══ Information provided
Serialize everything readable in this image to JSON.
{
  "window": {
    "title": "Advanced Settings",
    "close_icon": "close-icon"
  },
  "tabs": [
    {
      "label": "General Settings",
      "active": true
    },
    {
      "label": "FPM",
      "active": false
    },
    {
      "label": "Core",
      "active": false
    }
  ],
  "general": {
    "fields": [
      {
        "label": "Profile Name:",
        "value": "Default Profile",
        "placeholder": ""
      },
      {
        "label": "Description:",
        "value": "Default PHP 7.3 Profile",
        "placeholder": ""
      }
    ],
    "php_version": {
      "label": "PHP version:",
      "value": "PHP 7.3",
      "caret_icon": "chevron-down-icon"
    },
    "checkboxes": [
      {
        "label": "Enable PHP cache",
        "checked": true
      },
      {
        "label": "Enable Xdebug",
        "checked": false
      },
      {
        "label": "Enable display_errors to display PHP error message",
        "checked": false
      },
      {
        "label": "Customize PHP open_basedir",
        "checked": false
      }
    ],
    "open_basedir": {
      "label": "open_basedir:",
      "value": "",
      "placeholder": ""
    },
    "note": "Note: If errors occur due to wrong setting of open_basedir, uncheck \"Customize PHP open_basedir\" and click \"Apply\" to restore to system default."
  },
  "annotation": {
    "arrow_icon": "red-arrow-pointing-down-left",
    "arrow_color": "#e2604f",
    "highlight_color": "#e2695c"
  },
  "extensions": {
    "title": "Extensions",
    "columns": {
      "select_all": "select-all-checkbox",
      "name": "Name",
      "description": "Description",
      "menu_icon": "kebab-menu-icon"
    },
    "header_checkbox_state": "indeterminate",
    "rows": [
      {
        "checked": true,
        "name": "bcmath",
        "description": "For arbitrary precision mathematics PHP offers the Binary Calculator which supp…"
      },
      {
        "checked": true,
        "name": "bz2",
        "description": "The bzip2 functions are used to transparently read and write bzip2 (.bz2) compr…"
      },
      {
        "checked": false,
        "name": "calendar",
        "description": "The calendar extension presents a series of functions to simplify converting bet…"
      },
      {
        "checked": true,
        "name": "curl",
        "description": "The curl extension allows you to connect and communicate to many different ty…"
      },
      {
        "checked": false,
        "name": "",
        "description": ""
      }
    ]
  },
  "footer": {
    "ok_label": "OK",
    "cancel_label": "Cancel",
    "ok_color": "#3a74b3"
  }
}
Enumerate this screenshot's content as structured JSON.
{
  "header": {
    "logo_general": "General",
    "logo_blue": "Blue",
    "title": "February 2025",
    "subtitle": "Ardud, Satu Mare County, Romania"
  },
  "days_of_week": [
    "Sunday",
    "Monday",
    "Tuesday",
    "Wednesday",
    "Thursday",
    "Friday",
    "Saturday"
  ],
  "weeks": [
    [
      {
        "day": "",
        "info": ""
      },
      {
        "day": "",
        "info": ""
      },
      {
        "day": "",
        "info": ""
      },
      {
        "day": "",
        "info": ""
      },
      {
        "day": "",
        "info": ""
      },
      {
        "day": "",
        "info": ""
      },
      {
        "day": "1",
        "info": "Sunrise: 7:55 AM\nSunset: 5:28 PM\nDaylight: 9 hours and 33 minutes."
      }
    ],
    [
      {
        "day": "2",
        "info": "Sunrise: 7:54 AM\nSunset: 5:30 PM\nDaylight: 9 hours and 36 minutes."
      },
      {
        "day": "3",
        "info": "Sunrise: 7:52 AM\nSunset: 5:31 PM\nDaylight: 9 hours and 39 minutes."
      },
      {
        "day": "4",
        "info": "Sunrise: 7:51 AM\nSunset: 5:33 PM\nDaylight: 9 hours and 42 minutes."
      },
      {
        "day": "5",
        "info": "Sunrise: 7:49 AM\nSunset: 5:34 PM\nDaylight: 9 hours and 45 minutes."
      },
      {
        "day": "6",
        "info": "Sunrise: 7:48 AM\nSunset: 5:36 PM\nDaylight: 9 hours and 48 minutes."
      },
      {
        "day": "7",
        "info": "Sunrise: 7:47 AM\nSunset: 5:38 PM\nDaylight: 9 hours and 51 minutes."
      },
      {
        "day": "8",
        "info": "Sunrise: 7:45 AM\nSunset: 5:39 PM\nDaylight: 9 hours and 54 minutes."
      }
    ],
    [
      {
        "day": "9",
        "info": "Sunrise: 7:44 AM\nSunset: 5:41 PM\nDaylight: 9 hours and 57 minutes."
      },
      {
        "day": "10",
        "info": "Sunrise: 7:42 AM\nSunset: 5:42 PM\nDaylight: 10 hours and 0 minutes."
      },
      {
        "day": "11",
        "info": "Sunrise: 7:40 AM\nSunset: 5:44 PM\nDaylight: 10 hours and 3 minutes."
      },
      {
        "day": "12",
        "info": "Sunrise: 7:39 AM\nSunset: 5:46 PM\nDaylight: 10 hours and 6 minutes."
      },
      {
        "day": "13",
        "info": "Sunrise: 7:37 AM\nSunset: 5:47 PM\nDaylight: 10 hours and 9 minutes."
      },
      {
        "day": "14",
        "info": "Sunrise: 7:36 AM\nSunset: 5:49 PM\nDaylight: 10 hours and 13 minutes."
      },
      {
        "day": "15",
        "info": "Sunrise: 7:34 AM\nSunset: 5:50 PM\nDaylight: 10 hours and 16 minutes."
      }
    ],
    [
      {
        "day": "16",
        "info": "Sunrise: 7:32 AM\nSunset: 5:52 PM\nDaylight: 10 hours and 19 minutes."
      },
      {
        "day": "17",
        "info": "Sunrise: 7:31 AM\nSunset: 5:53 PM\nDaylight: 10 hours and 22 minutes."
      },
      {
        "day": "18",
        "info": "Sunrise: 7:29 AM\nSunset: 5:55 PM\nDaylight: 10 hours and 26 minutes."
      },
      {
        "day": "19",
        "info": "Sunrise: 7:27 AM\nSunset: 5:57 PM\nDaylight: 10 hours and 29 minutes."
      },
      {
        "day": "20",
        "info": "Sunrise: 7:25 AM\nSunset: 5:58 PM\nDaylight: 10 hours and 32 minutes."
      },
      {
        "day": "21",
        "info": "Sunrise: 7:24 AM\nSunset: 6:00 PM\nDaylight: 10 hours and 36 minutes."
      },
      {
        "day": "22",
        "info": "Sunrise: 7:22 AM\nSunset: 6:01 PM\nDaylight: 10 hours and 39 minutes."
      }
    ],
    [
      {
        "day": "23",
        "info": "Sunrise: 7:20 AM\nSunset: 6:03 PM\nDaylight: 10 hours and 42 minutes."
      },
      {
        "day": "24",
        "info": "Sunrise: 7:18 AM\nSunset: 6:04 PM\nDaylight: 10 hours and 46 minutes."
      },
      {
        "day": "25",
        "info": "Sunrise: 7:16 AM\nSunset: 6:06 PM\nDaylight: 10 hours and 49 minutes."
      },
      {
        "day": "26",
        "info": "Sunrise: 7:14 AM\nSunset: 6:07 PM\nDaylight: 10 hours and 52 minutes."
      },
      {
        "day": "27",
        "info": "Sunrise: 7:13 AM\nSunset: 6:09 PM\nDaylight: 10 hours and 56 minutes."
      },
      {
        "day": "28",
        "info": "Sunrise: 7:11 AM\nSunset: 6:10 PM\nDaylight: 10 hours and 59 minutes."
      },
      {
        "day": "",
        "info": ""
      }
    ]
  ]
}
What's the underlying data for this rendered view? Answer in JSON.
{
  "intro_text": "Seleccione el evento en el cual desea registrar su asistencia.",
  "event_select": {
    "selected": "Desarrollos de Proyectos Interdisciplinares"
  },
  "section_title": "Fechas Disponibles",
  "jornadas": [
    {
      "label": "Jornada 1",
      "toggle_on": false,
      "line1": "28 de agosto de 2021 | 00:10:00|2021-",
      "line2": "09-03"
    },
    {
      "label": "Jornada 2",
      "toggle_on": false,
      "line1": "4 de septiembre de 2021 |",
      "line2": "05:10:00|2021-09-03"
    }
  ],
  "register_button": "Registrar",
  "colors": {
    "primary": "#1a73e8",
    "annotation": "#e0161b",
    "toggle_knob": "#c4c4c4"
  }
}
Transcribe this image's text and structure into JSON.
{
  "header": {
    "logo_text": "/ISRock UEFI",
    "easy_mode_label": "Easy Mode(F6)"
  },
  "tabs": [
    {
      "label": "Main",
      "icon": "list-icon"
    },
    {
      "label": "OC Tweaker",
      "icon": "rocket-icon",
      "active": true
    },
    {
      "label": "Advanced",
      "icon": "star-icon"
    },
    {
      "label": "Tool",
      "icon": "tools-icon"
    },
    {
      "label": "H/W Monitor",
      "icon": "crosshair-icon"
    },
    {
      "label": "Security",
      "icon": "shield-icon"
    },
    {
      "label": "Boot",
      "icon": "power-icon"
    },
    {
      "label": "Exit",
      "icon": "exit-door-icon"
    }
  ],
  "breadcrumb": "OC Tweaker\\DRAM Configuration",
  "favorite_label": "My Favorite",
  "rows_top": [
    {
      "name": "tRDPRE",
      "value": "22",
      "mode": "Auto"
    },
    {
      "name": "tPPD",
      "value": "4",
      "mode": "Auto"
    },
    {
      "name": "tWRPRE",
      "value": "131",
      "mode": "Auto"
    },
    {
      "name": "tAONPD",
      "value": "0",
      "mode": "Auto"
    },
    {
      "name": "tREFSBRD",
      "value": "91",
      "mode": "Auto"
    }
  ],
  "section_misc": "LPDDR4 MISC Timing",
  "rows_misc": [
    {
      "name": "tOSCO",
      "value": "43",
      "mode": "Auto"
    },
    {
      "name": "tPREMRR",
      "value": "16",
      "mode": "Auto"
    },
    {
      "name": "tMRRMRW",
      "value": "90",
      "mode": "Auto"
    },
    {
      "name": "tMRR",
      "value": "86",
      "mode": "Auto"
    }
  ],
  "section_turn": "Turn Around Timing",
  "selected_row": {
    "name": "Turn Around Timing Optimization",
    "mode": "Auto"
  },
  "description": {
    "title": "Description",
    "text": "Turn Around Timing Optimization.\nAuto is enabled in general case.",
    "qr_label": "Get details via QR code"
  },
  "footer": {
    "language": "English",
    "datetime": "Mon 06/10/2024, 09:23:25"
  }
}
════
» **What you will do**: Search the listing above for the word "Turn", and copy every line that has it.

» **Exercise solution**:
  "section_turn": "Turn Around Timing",
    "name": "Turn Around Timing Optimization",
    "text": "Turn Around Timing Optimization.\nAuto is enabled in general case.",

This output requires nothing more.